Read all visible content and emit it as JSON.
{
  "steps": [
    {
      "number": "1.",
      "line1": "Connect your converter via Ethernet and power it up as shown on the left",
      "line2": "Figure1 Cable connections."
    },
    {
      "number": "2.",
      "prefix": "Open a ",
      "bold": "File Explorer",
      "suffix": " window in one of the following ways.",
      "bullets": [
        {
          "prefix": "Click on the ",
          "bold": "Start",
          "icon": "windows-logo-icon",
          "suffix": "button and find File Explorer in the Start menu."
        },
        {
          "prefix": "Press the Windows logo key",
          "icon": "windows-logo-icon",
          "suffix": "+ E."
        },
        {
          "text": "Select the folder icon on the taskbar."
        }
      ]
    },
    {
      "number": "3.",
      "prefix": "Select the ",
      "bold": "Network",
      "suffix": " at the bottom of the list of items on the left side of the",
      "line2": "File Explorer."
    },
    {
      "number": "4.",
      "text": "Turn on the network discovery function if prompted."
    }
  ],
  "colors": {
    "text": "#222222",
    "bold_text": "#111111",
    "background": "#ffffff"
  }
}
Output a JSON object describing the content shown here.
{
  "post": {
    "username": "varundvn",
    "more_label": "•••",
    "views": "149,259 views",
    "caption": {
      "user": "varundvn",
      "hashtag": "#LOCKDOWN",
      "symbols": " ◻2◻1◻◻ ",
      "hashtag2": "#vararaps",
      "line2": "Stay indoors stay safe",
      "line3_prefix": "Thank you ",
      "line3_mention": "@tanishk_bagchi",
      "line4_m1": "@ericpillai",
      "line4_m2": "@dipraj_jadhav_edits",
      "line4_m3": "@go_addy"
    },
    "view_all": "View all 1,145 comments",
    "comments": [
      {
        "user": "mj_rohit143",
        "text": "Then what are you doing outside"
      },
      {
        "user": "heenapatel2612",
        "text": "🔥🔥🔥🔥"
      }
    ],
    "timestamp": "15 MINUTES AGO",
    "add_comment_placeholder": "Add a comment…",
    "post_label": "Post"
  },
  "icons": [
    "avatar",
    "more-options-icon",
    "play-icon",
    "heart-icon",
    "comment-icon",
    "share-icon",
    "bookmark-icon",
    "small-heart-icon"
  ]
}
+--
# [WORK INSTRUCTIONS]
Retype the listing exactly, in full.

# [EXERCISE ANSWER]
Read all visible content and emit it as JSON.
{
  "steps": [
    {
      "number": "1.",
      "line1": "Connect your converter via Ethernet and power it up as shown on the left",
      "line2": "Figure1 Cable connections."
    },
    {
      "number": "2.",
      "prefix": "Open a ",
      "bold": "File Explorer",
      "suffix": " window in one of the following ways.",
      "bullets": [
        {
          "prefix": "Click on the ",
          "bold": "Start",
          "icon": "windows-logo-icon",
          "suffix": "button and find File Explorer in the Start menu."
        },
        {
          "prefix": "Press the Windows logo key",
          "icon": "windows-logo-icon",
          "suffix": "+ E."
        },
        {
          "text": "Select the folder icon on the taskbar."
        }
      ]
    },
    {
      "number": "3.",
      "prefix": "Select the ",
      "bold": "Network",
      "suffix": " at the bottom of the list of items on the left side of the",
      "line2": "File Explorer."
    },
    {
      "number": "4.",
      "text": "Turn on the network discovery function if prompted."
    }
  ],
  "colors": {
    "text": "#222222",
    "bold_text": "#111111",
    "background": "#ffffff"
  }
}
Output a JSON object describing the content shown here.
{
  "post": {
    "username": "varundvn",
    "more_label": "•••",
    "views": "149,259 views",
    "caption": {
      "user": "varundvn",
      "hashtag": "#LOCKDOWN",
      "symbols": " ◻2◻1◻◻ ",
      "hashtag2": "#vararaps",
      "line2": "Stay indoors stay safe",
      "line3_prefix": "Thank you ",
      "line3_mention": "@tanishk_bagchi",
      "line4_m1": "@ericpillai",
      "line4_m2": "@dipraj_jadhav_edits",
      "line4_m3": "@go_addy"
    },
    "view_all": "View all 1,145 comments",
    "comments": [
      {
        "user": "mj_rohit143",
        "text": "Then what are you doing outside"
      },
      {
        "user": "heenapatel2612",
        "text": "🔥🔥🔥🔥"
      }
    ],
    "timestamp": "15 MINUTES AGO",
    "add_comment_placeholder": "Add a comment…",
    "post_label": "Post"
  },
  "icons": [
    "avatar",
    "more-options-icon",
    "play-icon",
    "heart-icon",
    "comment-icon",
    "share-icon",
    "bookmark-icon",
    "small-heart-icon"
  ]
}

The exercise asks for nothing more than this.